Anyway, she played a very interesting set that sounded like it contained elements of both written songs and improvisational music. Unfortunately, she didn't seem to capture the interest of the young kids round me, who all talked very loudly to their friends throughout the set. Their chattering created a blanket of sound that covered Angel's music, and her set ended abruptly after a half hour with her just walking off the stage at the end of a song. She never spoke a word to the audience or otherwise engage in any banter at all.
After a very short break (Verizon Wireless apparently keeps its performers on a tight schedule), Bradford Cox of Deerhunter took the stage, performing as Atlas Sound. He wore white face like Geneva Jacuzzi had on Wednesday night, but fortunately didn't perform in pantomime like her. Over his tall, gaunt frame, the white face made him look like some sinister cross between a 19th Century troubadour and The Joker. He played an acoustic guitar, but by looping samples of his playing and layering several of those loops over one another, and then using sustain and echo pedal effects, was able to create many diverse and interesting sonic textures. It was a beautiful and interesting set, and even managed to (slightly) quiet down the teen-aged crowd.
Atlas Sound played a full set, and after a somewhat longer break than before, Animal Collective took the stage. They played several new songs, apparently from a soon-to-be-released album, and a few classics, such as Brother Sport (but not, unfortunately, My Girls). They were at times boisterous and energetic, at times spacey and laid back, and always interesting. Their elastic song structures stretched out at times to accommodate some long, psychedelic riffs of synthesizers and treated guitars, before snapping back to near-tribal rhythms and chants.

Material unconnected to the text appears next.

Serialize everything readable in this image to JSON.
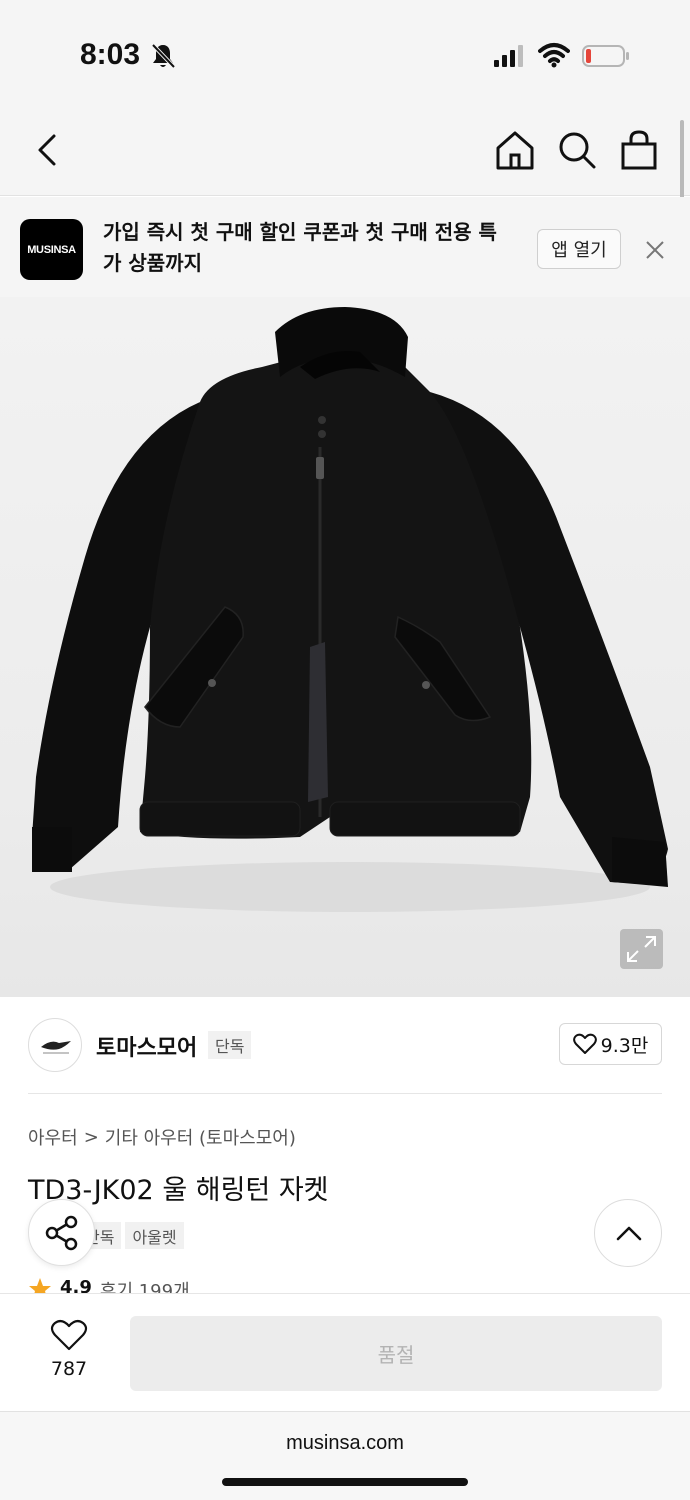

The stage set featured those large crystal sculptures that had obscured Angel Deradoorain's face earlier, but now lit in changing colors and occasionally with projected images, and a large skull behind the band that looked like the exterior of L5P's Vortex. It was different and quirky enough to be interesting, but not so much as to be distracting.
The lighting was tricky and I didn't even try to take pictures of Animal Collective's performance. The picture above was from when I first arrived; it was still daylight and the stage had not yet been illuminated. The picture at the top of this post is from somebody's Flickr account and are of Thursday night's performance in Orlando, but look fairly similar to last night's performance. Creative Loafing has a pretty good gallery of pics from last night here. One of their pictures on line is of this Spiderman-looking guy, who was standing in the crowd just slightly ahead of me.
The young crowd was finally fully engaged, chanting along when appropriate, whooping and hollering as they rode the waves of music cascading off of the stage. It was a fun ride, and the buzz continued even for the length of the whole long ride back to Atlanta.